There are many different climate models out there, some types of which will systematically tell you different things from others. But, are these systematic differences large enough to affect practitioners’ decisions on how to adapt to climate change? This study aims to answer this question for one prominent practitioner group in the NE CASC region as an example case study: maple syrup producers. Maple syrup is a major cultural resource in the Northeast and Midwest U.S. — one with a strong link to climate. In the traditional spout-and-bucket method of collecting sap, collection requires sapflow, which occurs only on days when the temperature drops below freezing at night and rises above freezing the next day. These conditions occur over a narrow window during the year. And, once producers “tap” a maple tree, they have 6-8 weeks before the bacteria development closes the tap and collection ceases. These factors make the timing of when producers tap their trees an important and very difficult decision as tapping too early or too late can reduce their seasonal yield. Further complicating matters, climatic warming is shifting the average “optimal” tap date (i.e. maximizing sapflow conditions) earlier in the year. Warming also means fewer days and nights below freezing, resulting in fewer days with sapflow, and thus, lower seasonal sap yields, especially for producers at the southern edge of the maple range (e.g., VA, KY). Going forward — as warming continues — producers will need to decide how to adapt their tapping practices, or whether conditions will render the practice unsustainable. To help with these decisions, producers can look to climate models for guidance on the timing and magnitude of projected changes in the freeze-thaw patterns that drive sapflow. However, different climate models can produce very different guidance, and maple syrup producers are not readily trained in how to interpret disparate guidance. Climate scientists, too, while perhaps aware of certain biases between different models with respect to climate metrics (e.g., temperature, precipitation, etc.), are not aware of their implications for decision-relevant metrics, such as the number of freeze-thaw crossings in an 8-week tapping season. This study identifies systematic discrepancies between different climate models with respect to several metrics relevant to maple syrup producers. Does one model predict a shift of 3 days in the optimal tapping date while another predicts 3 weeks or 3 months? Or, does one predict a 50% fewer sub-freezing nights over the next 10 years while another predicts no substantial change for at least another 50 years, if at all? If these systematic discrepancies exist, are they large enough that choosing one over the other will have consequences for producers? If so, is one result more reliable than the other?

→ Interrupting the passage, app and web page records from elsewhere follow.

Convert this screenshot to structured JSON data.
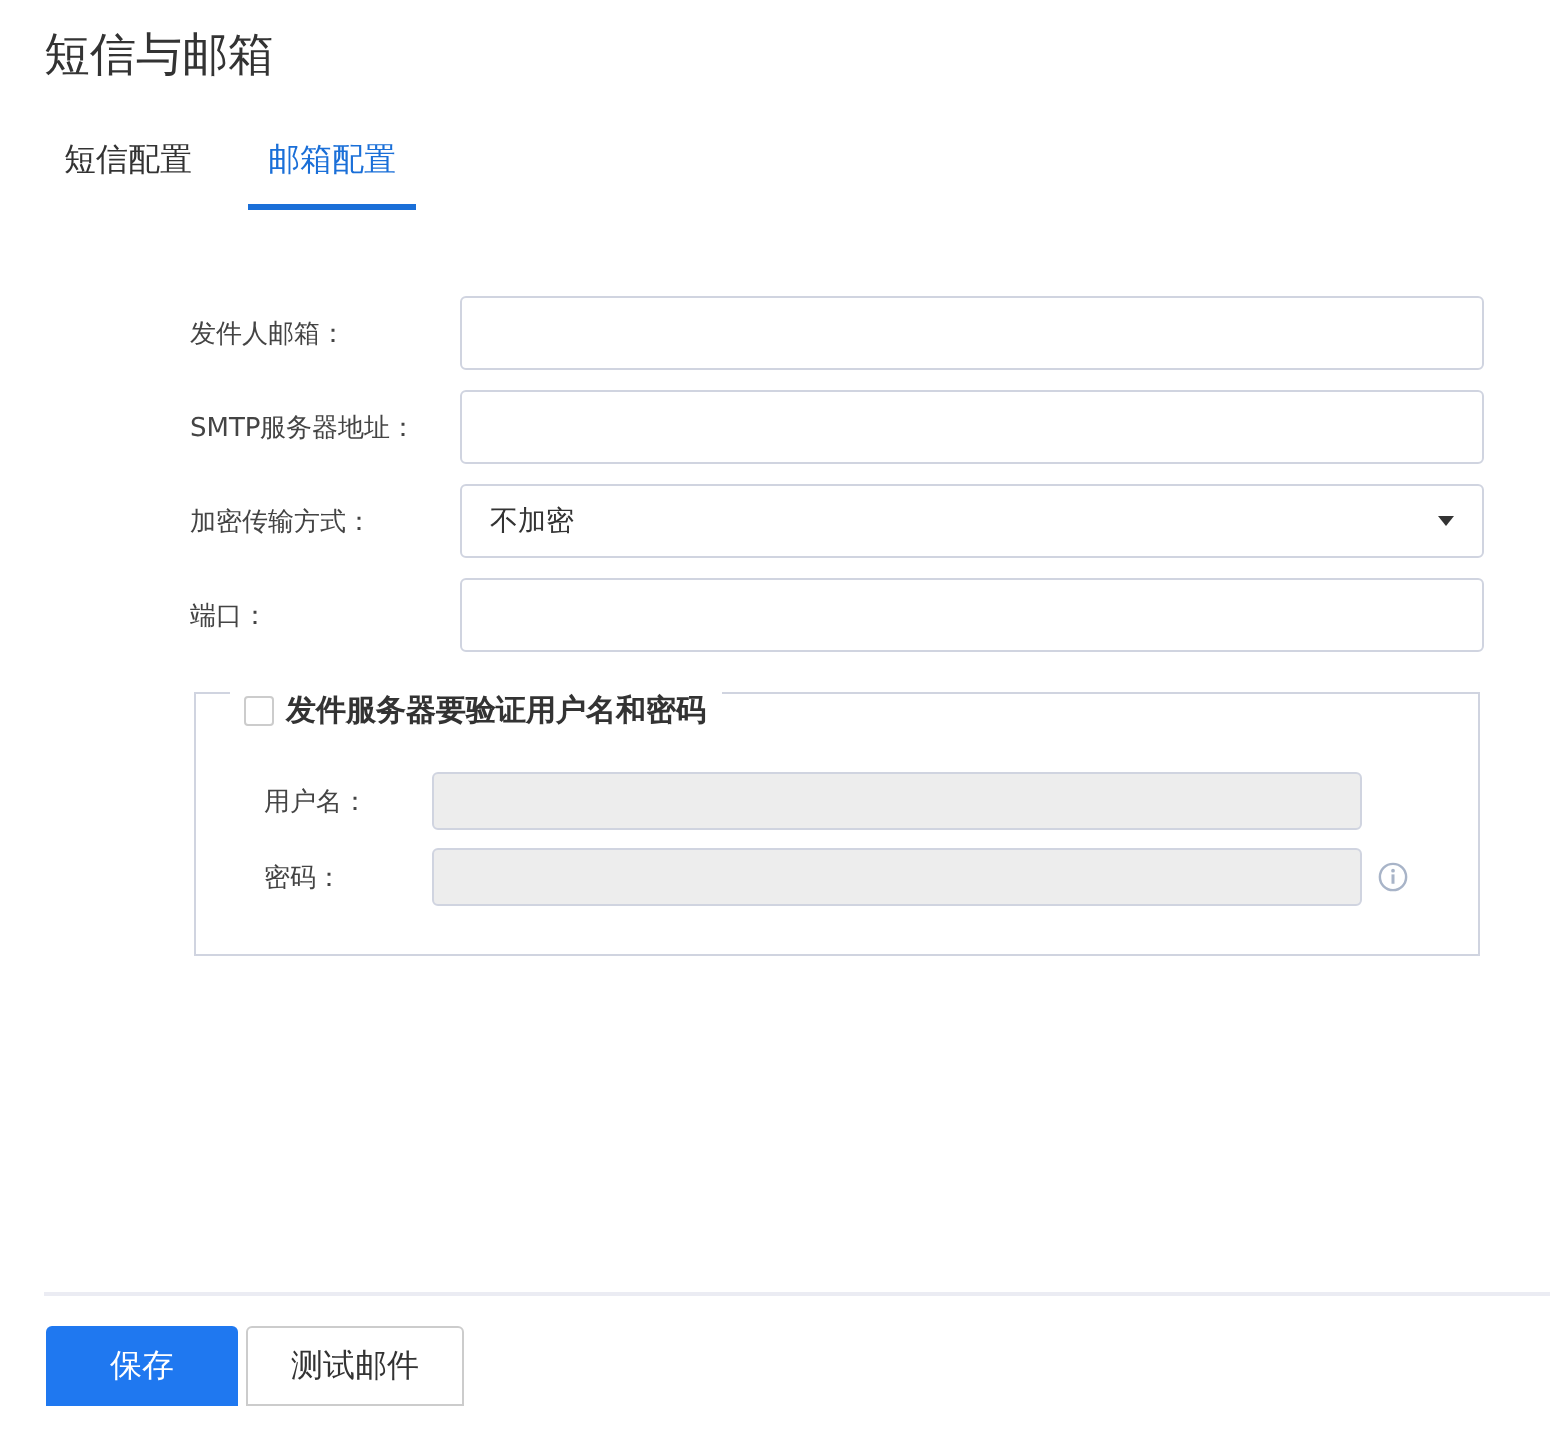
{
  "page_title": "短信与邮箱",
  "tabs": [
    {
      "label": "短信配置",
      "selected": false
    },
    {
      "label": "邮箱配置",
      "selected": true
    }
  ],
  "fields": [
    {
      "kind": "text",
      "label": "发件人邮箱："
    },
    {
      "kind": "text",
      "label": "SMTP服务器地址："
    },
    {
      "kind": "select",
      "label": "加密传输方式：",
      "value": "不加密"
    },
    {
      "kind": "text",
      "label": "端口："
    }
  ],
  "auth": {
    "label": "发件服务器要验证用户名和密码",
    "checked": false,
    "fields": [
      {
        "label": "用户名：",
        "disabled": true,
        "info": false
      },
      {
        "label": "密码：",
        "disabled": true,
        "info": true
      }
    ]
  },
  "buttons": [
    {
      "label": "保存",
      "kind": "primary"
    },
    {
      "label": "测试邮件",
      "kind": "default"
    }
  ]
}
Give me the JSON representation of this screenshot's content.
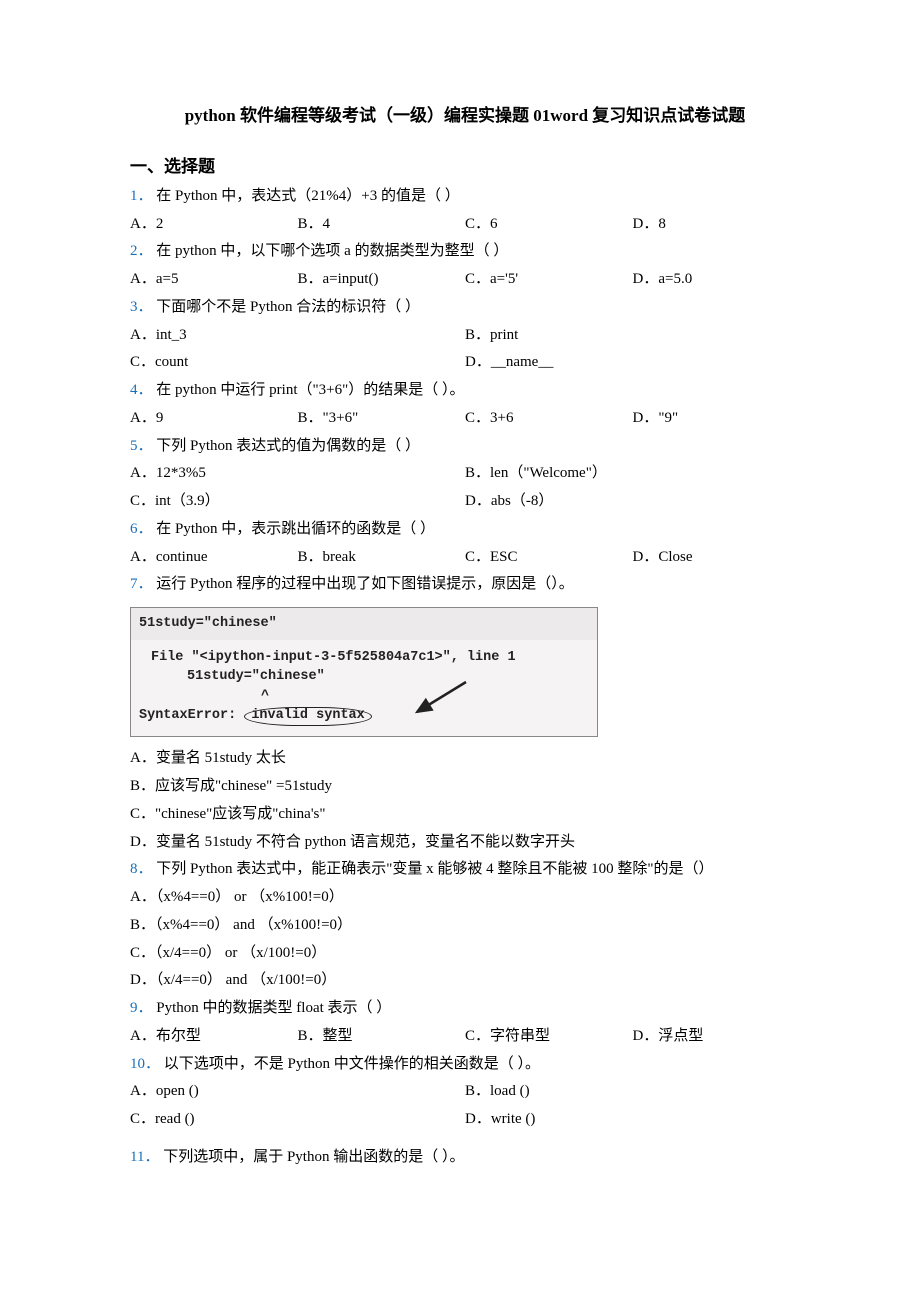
{
  "title": "python 软件编程等级考试（一级）编程实操题 01word 复习知识点试卷试题",
  "section_heading": "一、选择题",
  "questions": [
    {
      "num": "1．",
      "stem": "在 Python 中，表达式（21%4）+3 的值是（  ）",
      "layout": "opt4",
      "opts": [
        "A．2",
        "B．4",
        "C．6",
        "D．8"
      ]
    },
    {
      "num": "2．",
      "stem": "在 python 中，以下哪个选项 a 的数据类型为整型（  ）",
      "layout": "opt4",
      "opts": [
        "A．a=5",
        "B．a=input()",
        "C．a='5'",
        "D．a=5.0"
      ]
    },
    {
      "num": "3．",
      "stem": "下面哪个不是 Python 合法的标识符（  ）",
      "layout": "opt2",
      "opts": [
        "A．int_3",
        "B．print",
        "C．count",
        "D．__name__"
      ]
    },
    {
      "num": "4．",
      "stem": "在 python 中运行 print（\"3+6\"）的结果是（    ）。",
      "layout": "opt4",
      "opts": [
        "A．9",
        "B．\"3+6\"",
        "C．3+6",
        "D．\"9\""
      ]
    },
    {
      "num": "5．",
      "stem": "下列 Python 表达式的值为偶数的是（  ）",
      "layout": "opt2",
      "opts": [
        "A．12*3%5",
        "B．len（\"Welcome\"）",
        "C．int（3.9）",
        "D．abs（-8）"
      ]
    },
    {
      "num": "6．",
      "stem": "在 Python 中，表示跳出循环的函数是（    ）",
      "layout": "opt4",
      "opts": [
        "A．continue",
        "B．break",
        "C．ESC",
        "D．Close"
      ]
    },
    {
      "num": "7．",
      "stem": "运行 Python 程序的过程中出现了如下图错误提示，原因是（）。",
      "code": {
        "line0": "51study=\"chinese\"",
        "trace1": "File \"<ipython-input-3-5f525804a7c1>\", line 1",
        "trace2": "51study=\"chinese\"",
        "caret": "^",
        "err_prefix": "SyntaxError:",
        "err_oval": "invalid syntax"
      },
      "layout": "opt1",
      "opts": [
        "A．变量名 51study 太长",
        "B．应该写成\"chinese\" =51study",
        "C．\"chinese\"应该写成\"china's\"",
        "D．变量名 51study 不符合 python 语言规范，变量名不能以数字开头"
      ]
    },
    {
      "num": "8．",
      "stem": "下列 Python 表达式中，能正确表示\"变量 x 能够被 4 整除且不能被 100 整除\"的是（）",
      "layout": "opt1",
      "opts": [
        "A．（x%4==0） or （x%100!=0）",
        "B．（x%4==0） and （x%100!=0）",
        "C．（x/4==0） or （x/100!=0）",
        "D．（x/4==0） and （x/100!=0）"
      ]
    },
    {
      "num": "9．",
      "stem": "Python 中的数据类型 float 表示（   ）",
      "layout": "opt4",
      "opts": [
        "A．布尔型",
        "B．整型",
        "C．字符串型",
        "D．浮点型"
      ]
    },
    {
      "num": "10．",
      "stem": "以下选项中，不是 Python 中文件操作的相关函数是（  ）。",
      "layout": "opt2",
      "opts": [
        "A．open ()",
        "B．load ()",
        "C．read ()",
        "D．write ()"
      ]
    },
    {
      "num": "11．",
      "stem": "下列选项中，属于 Python 输出函数的是（ ）。",
      "layout": "none",
      "opts": []
    }
  ]
}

If not, what options do producers have, using these imperfect results, until more robust information becomes available?
Alex Bryan is a Postdoctoral Fellow with the Northeast Climate Science Center and the USGS. After earning a degree in meteorology at Valparaiso University in Indiana, Alex pursued his doctorate at the University of Michigan, where he explored atmospheric interactions with vegetation in climate and atmospheric chemistry models. With the NE CASC, Alex provides guidance on climate assessments and scenarios to help partners and stakeholders of the Center make informed decisions toward climate change adaptation. Such guidance ranges from climate model selection to translating output to environmental response. As part of this work, Alex is exploring the utility of downscaled regional climate models for climate change adaptation in the northeast region.